How good is your forklift dealer? Are they just interested in selling/hiring out trucks with no thought to where you want to take your business and the need for a flexible approach over long-term hire contracts? Is your dealer committed to handling only one truck manufacturer’s range, and so therefore may not give you the best mix of trucks for a highly diverse handling operation, with multi-channel product delivery options. These and a host of other issues makes the task of dealer choice critically important to a buyer’s efficient handling operation.

chazThe task of choosing a good dealer is almost as much a minefield as the small print in any hire contract. But it is a task that cannot be taken lightly, especially by large companies with a diverse fleet of forklifts spread across various sites. The rewards for getting the marriage right are considerable.

A good example is packaging specialist, MacFarlane Packaging, with 16 regional distribution centres and three manufacturing plants. It had a very mixed fleet of trucks with a mixed level of handling reliability and so there was a clear need to consolidate its fleet to support a fleet-wide rationalisation programme following the expiry of its existing suppliers’ contracts.
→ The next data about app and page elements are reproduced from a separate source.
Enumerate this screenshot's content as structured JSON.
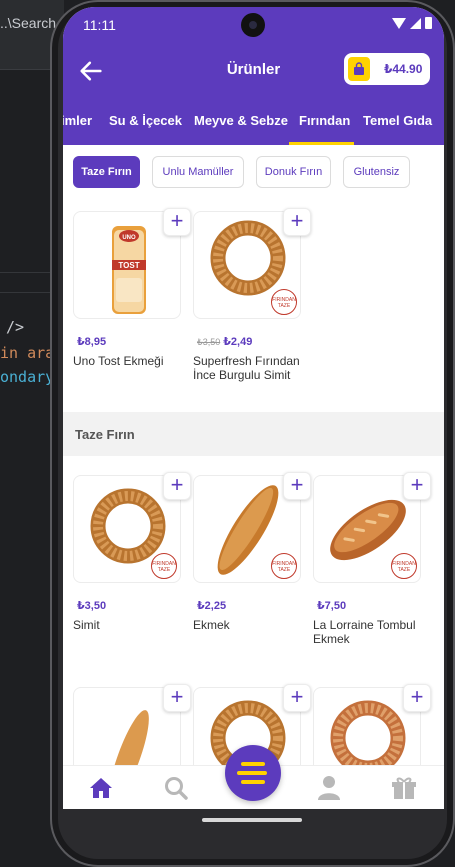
{
  "ide": {
    "top_text": "..\\Search",
    "code_lines": [
      "/>",
      "in ara",
      "ondary"
    ]
  },
  "status_bar": {
    "time": "11:11"
  },
  "app_bar": {
    "title": "Ürünler",
    "basket_total": "₺44.90"
  },
  "category_tabs": [
    {
      "label": "imler"
    },
    {
      "label": "Su & İçecek"
    },
    {
      "label": "Meyve & Sebze"
    },
    {
      "label": "Fırından",
      "active": true
    },
    {
      "label": "Temel Gıda"
    }
  ],
  "sub_tabs": [
    {
      "label": "Taze Fırın",
      "active": true
    },
    {
      "label": "Unlu Mamüller"
    },
    {
      "label": "Donuk Fırın"
    },
    {
      "label": "Glutensiz"
    }
  ],
  "featured_products": [
    {
      "name": "Uno Tost Ekmeği",
      "price": "₺8,95",
      "old_price": "",
      "image": "toast-bread",
      "pack_brand": "UNO",
      "pack_label": "TOST"
    },
    {
      "name": "Superfresh Fırından İnce Burgulu Simit",
      "price": "₺2,49",
      "old_price": "₺3,50",
      "image": "simit"
    }
  ],
  "section": {
    "title": "Taze Fırın"
  },
  "section_products": [
    {
      "name": "Simit",
      "price": "₺3,50",
      "image": "simit"
    },
    {
      "name": "Ekmek",
      "price": "₺2,25",
      "image": "baguette"
    },
    {
      "name": "La Lorraine Tombul Ekmek",
      "price": "₺7,50",
      "image": "bread-loaf"
    }
  ],
  "more_products": [
    {
      "image": "baguette"
    },
    {
      "image": "simit"
    },
    {
      "image": "simit"
    }
  ],
  "badge": {
    "text_line1": "FIRINDAN",
    "text_line2": "TAZE"
  },
  "bottom_nav": [
    "home-icon",
    "search-icon",
    "menu-icon",
    "profile-icon",
    "gift-icon"
  ],
  "colors": {
    "primary": "#5c3bbd",
    "accent": "#ffd200"
  }
}
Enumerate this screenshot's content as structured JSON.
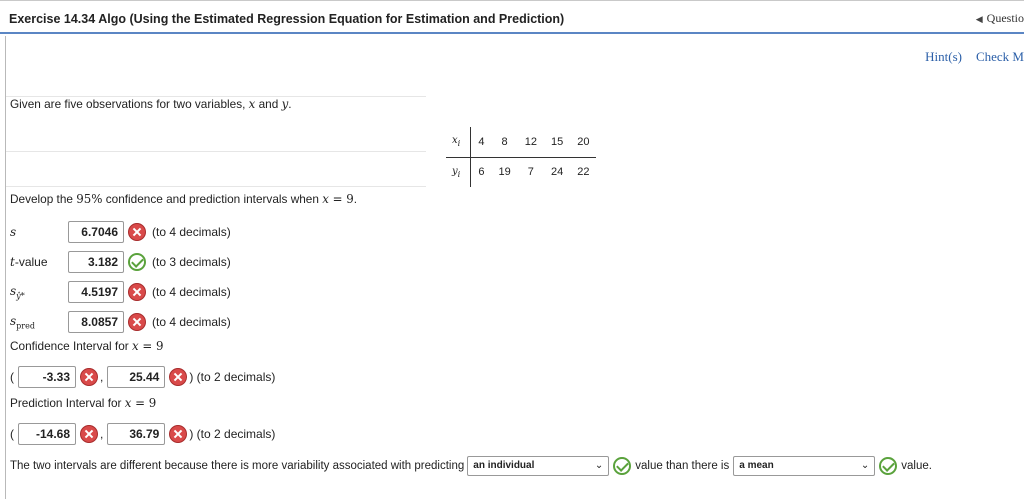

The result was that a new agreement with Yale dealer, Forkway, meant that MacFarlane’s new 70-strong fleet cut its previous forklift numbers by 20% and introduced a degree of flexibility that adjusts to the client’s growth and business changes. The fleet is also remarkably safety conscious by virtue of its on-board telemetry-based truck management system that gathers a wealth of data on individual trucks and drivers as well as overall fleet performance.

However, to achieve that dealer/supplier marriage in heaven what should the buyer do to smooth the nuptials? Among the major truck makers, build quality and reliability vary little but long-term performance rates can vary up to 30%, thanks partly to safety innovations. A good example of this is Linde’s recent intelligent, operator-assist system for its R14-R20 reach trucks. The system automatically compensates and minimises mast oscillation and mast deflection through precise and seamless counter movements of the reach carriage. This means faster cycle times and less damage to the rack or the load stored behind even at heights of over 8 metres.

A big mistake when hiring trucks is to place too much importance on price comparisons among suppliers/dealers. Potential users should ask if the trucks recommended by competing suppliers are comparable in specification and will perform the duty for the application. Given that many rental/lease deals also have maintenance schemes how does one maintenance support programme compare with another, because aftersales service can vary widely?

A major point to consider in maintenance programmes is the quality of call-out rates. Many claim to offer a four-hour call out rate but what if the repair is not done on the same day because the service engineer lacks the right parts? To protect themselves against this and other annoyances, buyers should think of choosing a dealer/supplier that guarantees uptime rates, with penalties for failure to meet them. Good truck suppliers will offer to replace a truck if it cannot be repaired within 12 hours. But a word of caution. Some suppliers contract out the service element of the contract and that risks higher, poor servicing standards.

All leading forklift manufacturers will advise the necessity of carefully reading the small print in hire/lease contracts, obvious enough, one would think, but it still catches people out. If a service is included ensure what exactly is covered; hours of usage, any exclusions like wheels and tyres, etc. Interest rates should also be checked because these can vary widely. Perhaps not least of the contentious issues is supplier policy over what determines fair wear and tear. A useful guide on this is available from the Fork Lift Truck Association.

In an ever-highly competitive forklift market the big buyers have the whip hand, and they should not flinch from using it.